--- WHAT IS REQUIRED ---
Whenever "svakom" appears in a line, please copy that line from the data.

*** Opening of SOURCE MATERIAL ***

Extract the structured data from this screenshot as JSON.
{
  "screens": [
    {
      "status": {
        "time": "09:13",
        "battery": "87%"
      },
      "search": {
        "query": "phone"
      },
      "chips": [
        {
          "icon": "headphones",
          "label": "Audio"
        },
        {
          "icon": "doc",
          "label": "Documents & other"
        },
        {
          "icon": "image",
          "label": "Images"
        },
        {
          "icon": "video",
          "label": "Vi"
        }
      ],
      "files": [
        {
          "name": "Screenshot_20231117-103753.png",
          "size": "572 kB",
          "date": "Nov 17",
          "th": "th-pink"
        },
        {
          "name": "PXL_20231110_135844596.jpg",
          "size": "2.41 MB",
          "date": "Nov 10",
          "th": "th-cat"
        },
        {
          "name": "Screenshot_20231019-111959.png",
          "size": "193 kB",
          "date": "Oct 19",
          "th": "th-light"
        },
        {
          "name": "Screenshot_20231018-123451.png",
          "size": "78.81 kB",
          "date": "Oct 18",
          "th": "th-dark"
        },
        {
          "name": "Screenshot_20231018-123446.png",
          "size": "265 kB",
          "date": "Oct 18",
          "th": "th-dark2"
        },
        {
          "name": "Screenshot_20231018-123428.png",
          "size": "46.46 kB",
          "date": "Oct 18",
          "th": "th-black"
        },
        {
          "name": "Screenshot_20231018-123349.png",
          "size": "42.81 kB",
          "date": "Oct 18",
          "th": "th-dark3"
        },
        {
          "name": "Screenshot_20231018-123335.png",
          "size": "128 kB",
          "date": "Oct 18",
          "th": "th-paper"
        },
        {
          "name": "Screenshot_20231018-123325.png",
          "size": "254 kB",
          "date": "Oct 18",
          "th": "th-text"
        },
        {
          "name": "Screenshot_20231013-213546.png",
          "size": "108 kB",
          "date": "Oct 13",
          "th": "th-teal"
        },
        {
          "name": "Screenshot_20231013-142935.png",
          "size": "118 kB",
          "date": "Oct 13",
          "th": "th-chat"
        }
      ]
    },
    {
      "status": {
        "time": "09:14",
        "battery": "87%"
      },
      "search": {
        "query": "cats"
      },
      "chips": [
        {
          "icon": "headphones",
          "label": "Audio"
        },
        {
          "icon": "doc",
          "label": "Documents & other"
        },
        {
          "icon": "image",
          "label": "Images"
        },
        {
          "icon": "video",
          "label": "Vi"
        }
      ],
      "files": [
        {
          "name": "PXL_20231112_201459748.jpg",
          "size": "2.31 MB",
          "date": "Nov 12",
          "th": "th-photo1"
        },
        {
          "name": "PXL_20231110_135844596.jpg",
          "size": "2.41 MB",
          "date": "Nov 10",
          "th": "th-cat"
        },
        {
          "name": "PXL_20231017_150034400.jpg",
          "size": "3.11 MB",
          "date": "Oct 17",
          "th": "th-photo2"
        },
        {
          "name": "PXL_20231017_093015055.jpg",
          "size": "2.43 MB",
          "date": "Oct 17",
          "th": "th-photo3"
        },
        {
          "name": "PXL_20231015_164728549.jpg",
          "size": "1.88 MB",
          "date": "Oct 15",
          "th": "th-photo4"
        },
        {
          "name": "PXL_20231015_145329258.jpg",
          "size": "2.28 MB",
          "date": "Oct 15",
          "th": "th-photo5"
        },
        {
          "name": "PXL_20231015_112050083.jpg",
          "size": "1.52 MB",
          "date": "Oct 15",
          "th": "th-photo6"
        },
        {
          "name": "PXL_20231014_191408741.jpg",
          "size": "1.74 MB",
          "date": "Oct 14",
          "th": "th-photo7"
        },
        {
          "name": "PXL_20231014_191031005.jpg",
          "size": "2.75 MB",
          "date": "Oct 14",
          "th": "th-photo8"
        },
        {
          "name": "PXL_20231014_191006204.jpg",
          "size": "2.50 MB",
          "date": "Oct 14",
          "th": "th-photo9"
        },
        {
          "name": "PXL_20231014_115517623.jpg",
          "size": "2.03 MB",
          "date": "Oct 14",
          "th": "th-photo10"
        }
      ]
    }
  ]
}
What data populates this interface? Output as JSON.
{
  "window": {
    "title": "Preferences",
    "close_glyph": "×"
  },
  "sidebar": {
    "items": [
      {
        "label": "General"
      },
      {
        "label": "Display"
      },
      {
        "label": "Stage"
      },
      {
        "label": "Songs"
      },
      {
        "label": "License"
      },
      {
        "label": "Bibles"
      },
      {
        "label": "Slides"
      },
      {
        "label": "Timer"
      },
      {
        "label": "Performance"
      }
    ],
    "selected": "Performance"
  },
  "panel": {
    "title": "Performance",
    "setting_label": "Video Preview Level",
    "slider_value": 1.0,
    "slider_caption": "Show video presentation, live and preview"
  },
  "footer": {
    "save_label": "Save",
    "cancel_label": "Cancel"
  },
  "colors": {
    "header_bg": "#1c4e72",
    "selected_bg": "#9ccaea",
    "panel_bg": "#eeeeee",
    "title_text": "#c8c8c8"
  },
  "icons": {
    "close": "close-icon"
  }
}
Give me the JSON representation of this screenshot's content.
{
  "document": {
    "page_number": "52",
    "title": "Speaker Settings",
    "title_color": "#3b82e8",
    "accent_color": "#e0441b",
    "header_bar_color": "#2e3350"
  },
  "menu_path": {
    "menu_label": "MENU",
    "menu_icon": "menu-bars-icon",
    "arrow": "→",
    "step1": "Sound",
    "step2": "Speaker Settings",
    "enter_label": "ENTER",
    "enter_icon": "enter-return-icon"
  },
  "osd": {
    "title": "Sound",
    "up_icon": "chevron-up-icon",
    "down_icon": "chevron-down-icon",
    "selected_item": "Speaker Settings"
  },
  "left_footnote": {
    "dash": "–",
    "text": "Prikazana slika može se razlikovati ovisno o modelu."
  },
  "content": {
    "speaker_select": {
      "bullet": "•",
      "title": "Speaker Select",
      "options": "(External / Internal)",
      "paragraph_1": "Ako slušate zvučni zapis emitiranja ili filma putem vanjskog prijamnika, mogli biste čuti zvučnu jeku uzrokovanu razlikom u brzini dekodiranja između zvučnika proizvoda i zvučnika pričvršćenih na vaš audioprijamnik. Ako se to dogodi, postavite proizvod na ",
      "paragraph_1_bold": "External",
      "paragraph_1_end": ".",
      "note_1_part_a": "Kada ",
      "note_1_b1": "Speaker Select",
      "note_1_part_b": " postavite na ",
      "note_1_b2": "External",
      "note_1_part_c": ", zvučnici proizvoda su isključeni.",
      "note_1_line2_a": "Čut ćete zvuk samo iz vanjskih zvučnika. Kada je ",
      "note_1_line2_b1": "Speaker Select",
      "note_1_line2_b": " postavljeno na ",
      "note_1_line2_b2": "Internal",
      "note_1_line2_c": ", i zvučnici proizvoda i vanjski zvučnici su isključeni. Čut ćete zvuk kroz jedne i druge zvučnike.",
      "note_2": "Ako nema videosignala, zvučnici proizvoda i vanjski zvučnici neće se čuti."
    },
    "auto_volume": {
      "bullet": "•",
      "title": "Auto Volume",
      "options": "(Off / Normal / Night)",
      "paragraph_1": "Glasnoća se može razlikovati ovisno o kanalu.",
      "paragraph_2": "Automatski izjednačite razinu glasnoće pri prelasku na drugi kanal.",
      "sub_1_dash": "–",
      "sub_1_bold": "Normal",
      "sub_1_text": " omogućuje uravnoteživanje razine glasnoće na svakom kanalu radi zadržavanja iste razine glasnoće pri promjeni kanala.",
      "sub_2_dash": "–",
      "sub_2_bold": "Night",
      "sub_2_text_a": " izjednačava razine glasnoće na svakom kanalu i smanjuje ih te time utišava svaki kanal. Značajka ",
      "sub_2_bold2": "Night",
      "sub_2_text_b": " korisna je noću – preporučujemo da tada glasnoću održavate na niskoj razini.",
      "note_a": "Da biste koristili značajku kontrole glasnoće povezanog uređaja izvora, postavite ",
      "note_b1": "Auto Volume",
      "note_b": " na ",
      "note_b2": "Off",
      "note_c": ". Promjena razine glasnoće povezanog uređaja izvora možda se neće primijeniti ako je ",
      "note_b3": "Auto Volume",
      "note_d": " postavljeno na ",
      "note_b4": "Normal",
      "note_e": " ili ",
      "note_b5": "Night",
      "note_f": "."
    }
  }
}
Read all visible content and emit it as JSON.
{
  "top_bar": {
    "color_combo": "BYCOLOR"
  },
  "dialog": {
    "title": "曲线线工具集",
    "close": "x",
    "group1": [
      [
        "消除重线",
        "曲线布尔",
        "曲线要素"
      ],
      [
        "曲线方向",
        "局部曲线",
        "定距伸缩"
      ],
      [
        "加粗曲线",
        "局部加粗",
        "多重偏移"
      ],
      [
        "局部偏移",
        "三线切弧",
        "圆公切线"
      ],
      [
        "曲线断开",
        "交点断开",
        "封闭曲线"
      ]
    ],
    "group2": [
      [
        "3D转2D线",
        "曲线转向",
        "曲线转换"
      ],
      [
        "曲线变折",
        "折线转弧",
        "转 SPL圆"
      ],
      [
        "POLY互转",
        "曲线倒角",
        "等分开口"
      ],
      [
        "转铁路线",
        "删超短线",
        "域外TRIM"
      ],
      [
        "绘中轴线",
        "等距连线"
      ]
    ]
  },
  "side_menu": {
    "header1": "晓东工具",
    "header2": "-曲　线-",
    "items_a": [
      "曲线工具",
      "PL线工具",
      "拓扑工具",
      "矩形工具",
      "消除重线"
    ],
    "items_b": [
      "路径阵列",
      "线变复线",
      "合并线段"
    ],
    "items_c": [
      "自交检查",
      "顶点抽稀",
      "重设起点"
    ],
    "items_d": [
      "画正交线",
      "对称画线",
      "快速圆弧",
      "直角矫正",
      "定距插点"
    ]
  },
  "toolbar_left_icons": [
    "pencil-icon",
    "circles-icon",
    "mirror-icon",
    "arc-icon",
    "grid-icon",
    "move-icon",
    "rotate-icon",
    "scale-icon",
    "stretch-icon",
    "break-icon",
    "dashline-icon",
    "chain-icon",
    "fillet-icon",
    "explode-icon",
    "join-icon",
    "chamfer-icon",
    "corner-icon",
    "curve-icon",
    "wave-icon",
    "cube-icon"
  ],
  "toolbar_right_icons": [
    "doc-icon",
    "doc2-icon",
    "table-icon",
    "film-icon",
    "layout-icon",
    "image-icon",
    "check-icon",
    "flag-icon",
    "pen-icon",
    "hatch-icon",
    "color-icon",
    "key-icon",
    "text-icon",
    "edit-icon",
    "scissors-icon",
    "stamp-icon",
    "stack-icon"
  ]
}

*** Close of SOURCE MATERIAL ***

--- ANSWER AREA ---
      "sub_1_text": " omogućuje uravnoteživanje razine glasnoće na svakom kanalu radi zadržavanja iste razine glasnoće pri promjeni kanala.",
      "sub_2_text_a": " izjednačava razine glasnoće na svakom kanalu i smanjuje ih te time utišava svaki kanal. Značajka ",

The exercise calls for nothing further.